Once upon a time, the Singapore Marathon hosted 60,000 runners, but numbers are dropping. Should organisers be blamed for not remedying the most frequent complaints? Hardly. Everyone on the Ironman team wants to see this marathon become wildly successful, which is why we offer the following list of reasons Singapore runners take a pass in December when this event rolls around:
- Many runners are simply overwhelmed by crowds and perform better at smaller events, so they take a pass on the SCMS and instead choose from the wide range of marathons available to them. That’s the down side of Singapore becoming a Mecca for marathoners; sometimes there are too many from which to choose.
- Health issues can keep some athletes from competing because health care professionals have advised them to stick to indoor activities when the weather is hot and humid, so they schedule outdoor running events with seasonal fluctuations in mind.
- Transport difficulties are always going to be a factor when an event reaches the size of the Standard Chartered Marathon in a city-state that is as built-up and condensed as is Singapore. It’s a Herculean job to shut down roads and put into place the barricades necessary to keep runners safe and moving in the right direction and nobody can fault municipal government for not cooperating in every way.
- People love to complain—some even look for things to whine about. It’s a fact of life in the 21st Century where social media has become a conduit for gripping and criticising everything and everyone. See the Standard Chartered Marathon Singapore Facebook page, and you’ll find as many glowing reports about the recent race as those written by nitpickers who arrived at a water station too late to get a beverage. Organisers are many things, but they're not clairvoyant. Time to take a deep breath and get on with it!

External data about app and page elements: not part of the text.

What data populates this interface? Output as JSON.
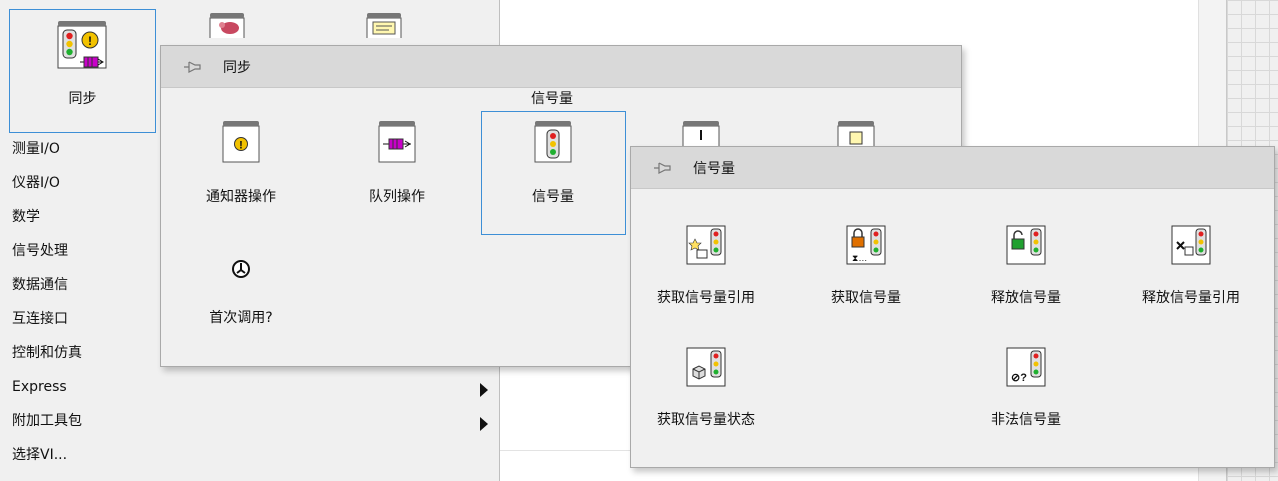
{
  "main_palette": {
    "sync_tile_label": "同步",
    "categories": [
      {
        "label": "测量I/O",
        "submenu": false
      },
      {
        "label": "仪器I/O",
        "submenu": false
      },
      {
        "label": "数学",
        "submenu": false
      },
      {
        "label": "信号处理",
        "submenu": false
      },
      {
        "label": "数据通信",
        "submenu": false
      },
      {
        "label": "互连接口",
        "submenu": false
      },
      {
        "label": "控制和仿真",
        "submenu": false
      },
      {
        "label": "Express",
        "submenu": true
      },
      {
        "label": "附加工具包",
        "submenu": true
      },
      {
        "label": "选择VI...",
        "submenu": false
      }
    ]
  },
  "sync_panel": {
    "title": "同步",
    "hover_label": "信号量",
    "items": [
      {
        "label": "通知器操作",
        "icon": "notifier-icon"
      },
      {
        "label": "队列操作",
        "icon": "queue-icon"
      },
      {
        "label": "信号量",
        "icon": "semaphore-icon"
      },
      {
        "label": "首次调用?",
        "icon": "first-call-icon"
      }
    ]
  },
  "semaphore_panel": {
    "title": "信号量",
    "items": [
      {
        "label": "获取信号量引用",
        "icon": "obtain-semaphore-reference-icon"
      },
      {
        "label": "获取信号量",
        "icon": "acquire-semaphore-icon"
      },
      {
        "label": "释放信号量",
        "icon": "release-semaphore-icon"
      },
      {
        "label": "释放信号量引用",
        "icon": "release-semaphore-reference-icon"
      },
      {
        "label": "获取信号量状态",
        "icon": "get-semaphore-status-icon"
      },
      {
        "label": "非法信号量",
        "icon": "not-a-semaphore-icon"
      }
    ]
  },
  "colors": {
    "selection": "#3d8fd6",
    "panel_bg": "#f0f0f0",
    "header_bg": "#d9d9d9",
    "light_red": "#e02020",
    "light_yellow": "#f2c200",
    "light_green": "#20b030",
    "queue_magenta": "#c800c8"
  }
}
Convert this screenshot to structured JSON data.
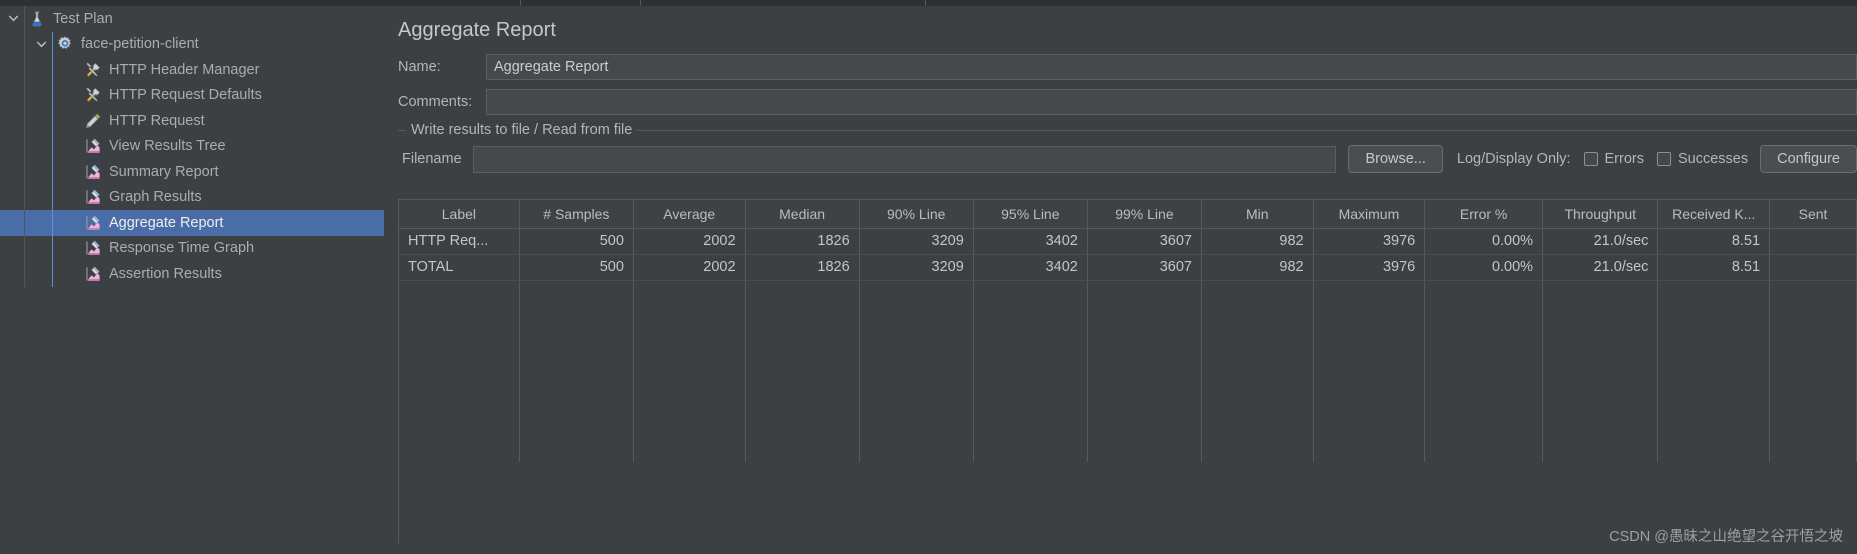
{
  "window": {
    "top_strip_seams": [
      520,
      640,
      925
    ]
  },
  "sidebar": {
    "tree": [
      {
        "label": "Test Plan",
        "depth": 0,
        "icon": "test-plan-icon",
        "twisty": "expanded",
        "selected": false
      },
      {
        "label": "face-petition-client",
        "depth": 1,
        "icon": "thread-group-icon",
        "twisty": "expanded",
        "selected": false
      },
      {
        "label": "HTTP Header Manager",
        "depth": 2,
        "icon": "config-element-icon",
        "twisty": "none",
        "selected": false
      },
      {
        "label": "HTTP Request Defaults",
        "depth": 2,
        "icon": "config-element-icon",
        "twisty": "none",
        "selected": false
      },
      {
        "label": "HTTP Request",
        "depth": 2,
        "icon": "sampler-icon",
        "twisty": "none",
        "selected": false
      },
      {
        "label": "View Results Tree",
        "depth": 2,
        "icon": "listener-icon",
        "twisty": "none",
        "selected": false
      },
      {
        "label": "Summary Report",
        "depth": 2,
        "icon": "listener-icon",
        "twisty": "none",
        "selected": false
      },
      {
        "label": "Graph Results",
        "depth": 2,
        "icon": "listener-icon",
        "twisty": "none",
        "selected": false
      },
      {
        "label": "Aggregate Report",
        "depth": 2,
        "icon": "listener-icon",
        "twisty": "none",
        "selected": true
      },
      {
        "label": "Response Time Graph",
        "depth": 2,
        "icon": "listener-icon",
        "twisty": "none",
        "selected": false
      },
      {
        "label": "Assertion Results",
        "depth": 2,
        "icon": "listener-icon",
        "twisty": "none",
        "selected": false
      }
    ]
  },
  "main": {
    "page_title": "Aggregate Report",
    "name_label": "Name:",
    "name_value": "Aggregate Report",
    "comments_label": "Comments:",
    "comments_value": "",
    "comments_placeholder": "",
    "groupbox_title": "Write results to file / Read from file",
    "filename_label": "Filename",
    "filename_value": "",
    "filename_placeholder": "",
    "browse_label": "Browse...",
    "logdisplay_label": "Log/Display Only:",
    "errors_label": "Errors",
    "errors_checked": false,
    "successes_label": "Successes",
    "successes_checked": false,
    "configure_label": "Configure"
  },
  "table": {
    "columns": [
      "Label",
      "# Samples",
      "Average",
      "Median",
      "90% Line",
      "95% Line",
      "99% Line",
      "Min",
      "Maximum",
      "Error %",
      "Throughput",
      "Received K...",
      "Sent"
    ],
    "rows": [
      [
        "HTTP Req...",
        "500",
        "2002",
        "1826",
        "3209",
        "3402",
        "3607",
        "982",
        "3976",
        "0.00%",
        "21.0/sec",
        "8.51",
        ""
      ],
      [
        "TOTAL",
        "500",
        "2002",
        "1826",
        "3209",
        "3402",
        "3607",
        "982",
        "3976",
        "0.00%",
        "21.0/sec",
        "8.51",
        ""
      ]
    ],
    "empty_filler_rows": 7
  },
  "watermark": {
    "text": "CSDN @愚昧之山绝望之谷开悟之坡"
  },
  "colors": {
    "background": "#3c4043",
    "selection": "#4a6da7",
    "text": "#b2b6b9",
    "border": "#55595c",
    "input_bg": "#46494c",
    "guide_blue": "#5b8fd6"
  }
}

Has your attitude about the Standard Chartered Marathon Singapore improved or diminished over time? Is there one aspect of a SCMS run that was the tipping point for you?